March Against Egypt’s Military Collapses Into Violence
The first major protest aimed squarely at Egypt’s transitional military rulers ended Saturday night in violent clashes with neighborhood youths, who are opposed to the continued demonstrations that threaten stability.
Egyptian Health Department officials said at least 25 people were hospitalized and 120 others were treated on the scene.
The demonstration, on the day Egyptians celebrate the 1952 military coup against the British-backed monarchy, underscored how liberal elements of the protest movement have increasingly turned on the army after the heady days of the demonstrations that forced President Hosni Mubarak from power.
But it also showcased both the mounting hostility toward the Tahrir Square activists in some precincts more worried about stability and economic growth than swift political change. And, following several other recent bursts of nocturnal street violence, it was the latest reminder that the potential for chaos is still present in this hot, overcrowded city where the still-despised police force has yet to reconstitute and reassert itself.

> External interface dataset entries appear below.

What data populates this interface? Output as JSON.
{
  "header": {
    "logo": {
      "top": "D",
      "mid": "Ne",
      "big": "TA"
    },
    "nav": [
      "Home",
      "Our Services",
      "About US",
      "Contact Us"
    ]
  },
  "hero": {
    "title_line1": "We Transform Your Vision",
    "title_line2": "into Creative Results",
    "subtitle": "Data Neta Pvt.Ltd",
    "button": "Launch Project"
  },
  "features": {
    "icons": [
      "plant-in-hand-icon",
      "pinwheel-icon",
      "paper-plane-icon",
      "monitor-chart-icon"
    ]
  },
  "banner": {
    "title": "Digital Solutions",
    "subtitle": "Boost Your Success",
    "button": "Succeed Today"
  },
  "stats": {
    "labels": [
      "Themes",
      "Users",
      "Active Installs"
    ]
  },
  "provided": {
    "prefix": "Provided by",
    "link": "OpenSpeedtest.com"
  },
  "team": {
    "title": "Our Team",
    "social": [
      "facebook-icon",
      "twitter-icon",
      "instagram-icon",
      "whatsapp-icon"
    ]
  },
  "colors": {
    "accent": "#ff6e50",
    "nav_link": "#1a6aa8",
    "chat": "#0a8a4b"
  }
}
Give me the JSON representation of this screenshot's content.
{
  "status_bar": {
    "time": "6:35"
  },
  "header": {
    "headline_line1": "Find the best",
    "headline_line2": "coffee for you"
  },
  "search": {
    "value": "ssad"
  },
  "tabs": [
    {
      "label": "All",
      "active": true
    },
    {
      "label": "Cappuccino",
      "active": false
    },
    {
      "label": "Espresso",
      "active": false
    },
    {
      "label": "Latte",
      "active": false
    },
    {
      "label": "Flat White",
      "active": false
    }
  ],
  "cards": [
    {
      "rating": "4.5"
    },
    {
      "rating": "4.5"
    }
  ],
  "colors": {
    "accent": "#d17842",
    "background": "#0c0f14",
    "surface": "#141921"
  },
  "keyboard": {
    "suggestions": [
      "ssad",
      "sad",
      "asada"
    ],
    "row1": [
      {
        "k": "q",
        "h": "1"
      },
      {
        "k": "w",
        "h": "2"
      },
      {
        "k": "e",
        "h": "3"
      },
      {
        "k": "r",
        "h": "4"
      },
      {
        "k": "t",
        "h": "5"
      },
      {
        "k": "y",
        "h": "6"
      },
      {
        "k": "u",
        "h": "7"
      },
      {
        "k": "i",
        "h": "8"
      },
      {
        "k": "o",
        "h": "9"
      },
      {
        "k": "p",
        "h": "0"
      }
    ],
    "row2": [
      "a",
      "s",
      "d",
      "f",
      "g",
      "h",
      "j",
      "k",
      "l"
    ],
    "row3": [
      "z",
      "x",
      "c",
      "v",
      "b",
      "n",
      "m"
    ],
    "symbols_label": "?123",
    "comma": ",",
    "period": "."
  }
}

Late Saturday afternoon, thousands of demonstrators began marching from the two-week-old sit-in in Tahrir Square toward military headquarters to show their impatience with the pace of change, especially in the reorganization of the police and the prosecution of former officials.